**Work order:**
Would you reproduce all of the entries exactly?

**Supplied material:**

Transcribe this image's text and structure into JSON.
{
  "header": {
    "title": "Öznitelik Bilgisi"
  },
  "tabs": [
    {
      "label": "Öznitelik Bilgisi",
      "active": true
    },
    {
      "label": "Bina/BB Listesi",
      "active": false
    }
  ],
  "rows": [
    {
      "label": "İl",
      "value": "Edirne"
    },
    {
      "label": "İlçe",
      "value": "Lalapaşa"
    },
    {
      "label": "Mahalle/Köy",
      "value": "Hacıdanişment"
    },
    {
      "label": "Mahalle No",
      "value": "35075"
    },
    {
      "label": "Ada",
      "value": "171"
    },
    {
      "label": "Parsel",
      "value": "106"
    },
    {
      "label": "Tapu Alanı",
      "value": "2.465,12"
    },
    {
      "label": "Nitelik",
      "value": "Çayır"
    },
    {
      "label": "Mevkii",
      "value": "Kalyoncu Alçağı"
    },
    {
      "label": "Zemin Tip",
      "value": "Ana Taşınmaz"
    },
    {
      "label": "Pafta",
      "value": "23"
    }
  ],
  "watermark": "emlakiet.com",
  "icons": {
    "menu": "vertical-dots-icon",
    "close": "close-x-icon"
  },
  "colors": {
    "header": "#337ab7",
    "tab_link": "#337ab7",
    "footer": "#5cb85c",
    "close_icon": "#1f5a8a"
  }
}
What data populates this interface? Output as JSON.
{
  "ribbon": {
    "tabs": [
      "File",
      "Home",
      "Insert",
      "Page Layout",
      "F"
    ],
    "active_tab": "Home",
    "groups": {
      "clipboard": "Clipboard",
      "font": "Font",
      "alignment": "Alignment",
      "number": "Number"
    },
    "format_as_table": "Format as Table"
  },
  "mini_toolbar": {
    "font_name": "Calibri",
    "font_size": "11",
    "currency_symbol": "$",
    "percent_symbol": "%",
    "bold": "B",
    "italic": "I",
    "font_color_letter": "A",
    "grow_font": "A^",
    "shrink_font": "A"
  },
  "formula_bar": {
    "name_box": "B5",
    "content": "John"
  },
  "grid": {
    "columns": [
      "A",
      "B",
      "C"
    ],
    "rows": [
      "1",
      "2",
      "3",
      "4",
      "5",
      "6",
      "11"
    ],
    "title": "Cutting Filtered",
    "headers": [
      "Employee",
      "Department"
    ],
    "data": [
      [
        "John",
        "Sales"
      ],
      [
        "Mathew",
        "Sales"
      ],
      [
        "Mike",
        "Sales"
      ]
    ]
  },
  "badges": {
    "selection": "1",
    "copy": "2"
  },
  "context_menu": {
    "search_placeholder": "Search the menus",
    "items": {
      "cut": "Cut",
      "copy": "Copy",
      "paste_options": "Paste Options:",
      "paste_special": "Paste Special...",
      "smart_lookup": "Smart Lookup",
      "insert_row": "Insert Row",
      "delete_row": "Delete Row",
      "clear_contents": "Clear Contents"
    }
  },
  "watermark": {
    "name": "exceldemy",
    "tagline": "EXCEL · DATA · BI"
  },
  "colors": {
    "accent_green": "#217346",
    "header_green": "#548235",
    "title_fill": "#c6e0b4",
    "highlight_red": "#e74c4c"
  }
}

**Answer space:**
Transcribe this image's text and structure into JSON.
{
  "header": {
    "title": "Öznitelik Bilgisi"
  },
  "tabs": [
    {
      "label": "Öznitelik Bilgisi",
      "active": true
    },
    {
      "label": "Bina/BB Listesi",
      "active": false
    }
  ],
  "rows": [
    {
      "label": "İl",
      "value": "Edirne"
    },
    {
      "label": "İlçe",
      "value": "Lalapaşa"
    },
    {
      "label": "Mahalle/Köy",
      "value": "Hacıdanişment"
    },
    {
      "label": "Mahalle No",
      "value": "35075"
    },
    {
      "label": "Ada",
      "value": "171"
    },
    {
      "label": "Parsel",
      "value": "106"
    },
    {
      "label": "Tapu Alanı",
      "value": "2.465,12"
    },
    {
      "label": "Nitelik",
      "value": "Çayır"
    },
    {
      "label": "Mevkii",
      "value": "Kalyoncu Alçağı"
    },
    {
      "label": "Zemin Tip",
      "value": "Ana Taşınmaz"
    },
    {
      "label": "Pafta",
      "value": "23"
    }
  ],
  "watermark": "emlakiet.com",
  "icons": {
    "menu": "vertical-dots-icon",
    "close": "close-x-icon"
  },
  "colors": {
    "header": "#337ab7",
    "tab_link": "#337ab7",
    "footer": "#5cb85c",
    "close_icon": "#1f5a8a"
  }
}
What data populates this interface? Output as JSON.
{
  "ribbon": {
    "tabs": [
      "File",
      "Home",
      "Insert",
      "Page Layout",
      "F"
    ],
    "active_tab": "Home",
    "groups": {
      "clipboard": "Clipboard",
      "font": "Font",
      "alignment": "Alignment",
      "number": "Number"
    },
    "format_as_table": "Format as Table"
  },
  "mini_toolbar": {
    "font_name": "Calibri",
    "font_size": "11",
    "currency_symbol": "$",
    "percent_symbol": "%",
    "bold": "B",
    "italic": "I",
    "font_color_letter": "A",
    "grow_font": "A^",
    "shrink_font": "A"
  },
  "formula_bar": {
    "name_box": "B5",
    "content": "John"
  },
  "grid": {
    "columns": [
      "A",
      "B",
      "C"
    ],
    "rows": [
      "1",
      "2",
      "3",
      "4",
      "5",
      "6",
      "11"
    ],
    "title": "Cutting Filtered",
    "headers": [
      "Employee",
      "Department"
    ],
    "data": [
      [
        "John",
        "Sales"
      ],
      [
        "Mathew",
        "Sales"
      ],
      [
        "Mike",
        "Sales"
      ]
    ]
  },
  "badges": {
    "selection": "1",
    "copy": "2"
  },
  "context_menu": {
    "search_placeholder": "Search the menus",
    "items": {
      "cut": "Cut",
      "copy": "Copy",
      "paste_options": "Paste Options:",
      "paste_special": "Paste Special...",
      "smart_lookup": "Smart Lookup",
      "insert_row": "Insert Row",
      "delete_row": "Delete Row",
      "clear_contents": "Clear Contents"
    }
  },
  "watermark": {
    "name": "exceldemy",
    "tagline": "EXCEL · DATA · BI"
  },
  "colors": {
    "accent_green": "#217346",
    "header_green": "#548235",
    "title_fill": "#c6e0b4",
    "highlight_red": "#e74c4c"
  }
}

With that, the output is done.